Épure and VEA: These two restaurants were tipped for big things when they opened to bookend 2015. While VEA opened a little too late to be in with a shot last year, Épure was unlucky to miss out. It was something of an open secret in the industry that both were after stars, and they’ve been rewarded as they continue to push the boundaries of contemporary cuisine in Hong Kong. These are probably the best news stories of the Guide.

Amber: What does Richard Ekkebus have to do to get his third star? His Landmark restaurant has been at the forefront of Hong Kong’s dining scene for over a decade, and has been rightly recognised as one of the finest eateries in the world on S.Pellegrino’s list of the 50 Best. Michelin seems stubbornly insistent on keeping him locked at two stars. When will they recognise the huge impact he's had on our dining scene?

Ta Vie: Hideaki Sato continues to climb the ranks on the Michelin list. Last year he made his debut on the list after having been opened for only half a year. He’s up to two this year. Could number three be around the corner?

Spoon by Alain Ducasse: The French master’s formerly two-starred restaurant has fallen off the Michelin radar. After being downgraded last year from two to one, he’s out of the action altogether this year in a surprise result.

Yat Tung Heen: The biggest applause in the room was for this Cantonese diner in Jordan. The Wan Chai branch is a one-time star-holder, but the love never stretched to the outpost in Jordan. A continuing dedication to fine Cantonese cuisine has been recognised with the dining room’s first star.

Mandarin Oriental holds strong: While the surprise departure of mastermind Uwe Opocensky from his Mandarin Grill + Bar earlier this year could have seen the progressive restaurant take a dip (look to the fall from Michelin grace that Philippe Orrico's Upper Modern Bistro has experienced with its revolving door kitchen), the Michelin inspectors didn't seem to notice a thing, with the restaurant yet again holding its star. Opocensky has told Time Out that he has plans for an intimate, experimental dining room, so watch this space as far as more stars go for the Dutchman.

And while we're at it... Don't forget to pick up our sister publication, the annual WOM Guide. Now in its 12th year, it's the definitive list of what to eat in Hong Kong, written by Hongkongers, for Hongkongers. Look out for the orange-covered tome in all good bookstores soon!

Latest news


    The best things in life are free.

    Get our free newsletter – it’s great.

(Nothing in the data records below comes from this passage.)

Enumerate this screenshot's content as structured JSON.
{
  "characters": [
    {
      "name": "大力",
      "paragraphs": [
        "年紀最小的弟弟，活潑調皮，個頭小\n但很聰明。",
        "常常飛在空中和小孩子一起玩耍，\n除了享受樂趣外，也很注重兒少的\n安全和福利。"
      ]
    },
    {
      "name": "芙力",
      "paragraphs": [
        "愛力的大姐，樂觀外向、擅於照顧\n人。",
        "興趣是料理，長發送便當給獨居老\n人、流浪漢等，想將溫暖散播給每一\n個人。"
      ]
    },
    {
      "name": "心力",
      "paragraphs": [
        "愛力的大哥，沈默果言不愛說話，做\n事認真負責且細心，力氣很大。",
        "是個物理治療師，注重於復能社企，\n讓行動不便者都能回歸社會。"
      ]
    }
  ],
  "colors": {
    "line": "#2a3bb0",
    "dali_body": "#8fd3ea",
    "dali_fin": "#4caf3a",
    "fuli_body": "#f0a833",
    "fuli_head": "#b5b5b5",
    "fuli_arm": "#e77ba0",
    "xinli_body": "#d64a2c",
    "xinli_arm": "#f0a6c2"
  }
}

    Loading animation
    Déjà vu! We already have this email. Try another?

    🙌 Awesome, you're subscribed!

    Thanks for subscribing! Look out for your first newsletter in your inbox soon!